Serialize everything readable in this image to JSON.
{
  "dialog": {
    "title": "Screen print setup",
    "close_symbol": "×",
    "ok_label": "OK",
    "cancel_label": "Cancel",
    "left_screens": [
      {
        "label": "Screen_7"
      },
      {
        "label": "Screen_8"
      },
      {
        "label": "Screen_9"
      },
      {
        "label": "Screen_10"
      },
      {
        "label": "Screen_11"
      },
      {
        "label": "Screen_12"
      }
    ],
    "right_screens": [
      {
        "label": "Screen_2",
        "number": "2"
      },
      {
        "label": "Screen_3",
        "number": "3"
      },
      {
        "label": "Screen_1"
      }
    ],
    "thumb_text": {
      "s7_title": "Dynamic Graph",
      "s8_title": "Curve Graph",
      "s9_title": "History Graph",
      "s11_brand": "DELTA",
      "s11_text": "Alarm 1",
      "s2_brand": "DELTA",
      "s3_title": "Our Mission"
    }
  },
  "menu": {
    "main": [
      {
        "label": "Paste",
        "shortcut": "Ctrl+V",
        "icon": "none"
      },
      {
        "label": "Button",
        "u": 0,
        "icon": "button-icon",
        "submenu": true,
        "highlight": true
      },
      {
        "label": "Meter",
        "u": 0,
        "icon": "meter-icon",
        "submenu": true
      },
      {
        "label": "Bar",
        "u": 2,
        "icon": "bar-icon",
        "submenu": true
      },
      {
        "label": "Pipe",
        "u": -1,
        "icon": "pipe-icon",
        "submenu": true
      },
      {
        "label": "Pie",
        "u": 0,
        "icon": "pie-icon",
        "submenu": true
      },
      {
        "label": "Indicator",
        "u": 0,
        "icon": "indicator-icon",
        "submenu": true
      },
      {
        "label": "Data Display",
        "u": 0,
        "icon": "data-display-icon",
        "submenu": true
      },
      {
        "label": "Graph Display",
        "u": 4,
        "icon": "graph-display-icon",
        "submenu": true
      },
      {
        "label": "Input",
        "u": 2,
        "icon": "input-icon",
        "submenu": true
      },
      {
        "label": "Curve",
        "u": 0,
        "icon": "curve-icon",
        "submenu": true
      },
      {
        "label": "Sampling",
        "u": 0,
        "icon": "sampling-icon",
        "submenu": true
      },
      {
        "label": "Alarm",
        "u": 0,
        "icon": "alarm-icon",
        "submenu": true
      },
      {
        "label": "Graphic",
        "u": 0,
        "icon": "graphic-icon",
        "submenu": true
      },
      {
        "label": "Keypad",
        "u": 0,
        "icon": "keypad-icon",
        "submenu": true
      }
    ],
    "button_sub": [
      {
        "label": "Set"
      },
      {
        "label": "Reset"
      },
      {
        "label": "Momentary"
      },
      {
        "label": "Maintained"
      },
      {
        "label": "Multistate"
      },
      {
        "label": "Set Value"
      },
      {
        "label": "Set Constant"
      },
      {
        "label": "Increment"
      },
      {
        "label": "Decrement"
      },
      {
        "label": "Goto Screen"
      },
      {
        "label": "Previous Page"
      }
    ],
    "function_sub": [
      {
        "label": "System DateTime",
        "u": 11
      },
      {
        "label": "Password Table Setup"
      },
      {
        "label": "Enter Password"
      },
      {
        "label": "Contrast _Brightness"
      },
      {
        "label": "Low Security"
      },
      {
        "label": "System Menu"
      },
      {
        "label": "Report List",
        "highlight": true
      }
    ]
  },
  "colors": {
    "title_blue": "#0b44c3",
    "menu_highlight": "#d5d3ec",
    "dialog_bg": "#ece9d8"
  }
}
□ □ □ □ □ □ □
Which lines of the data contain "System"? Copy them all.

        "label": "System DateTime",
        "label": "System Menu"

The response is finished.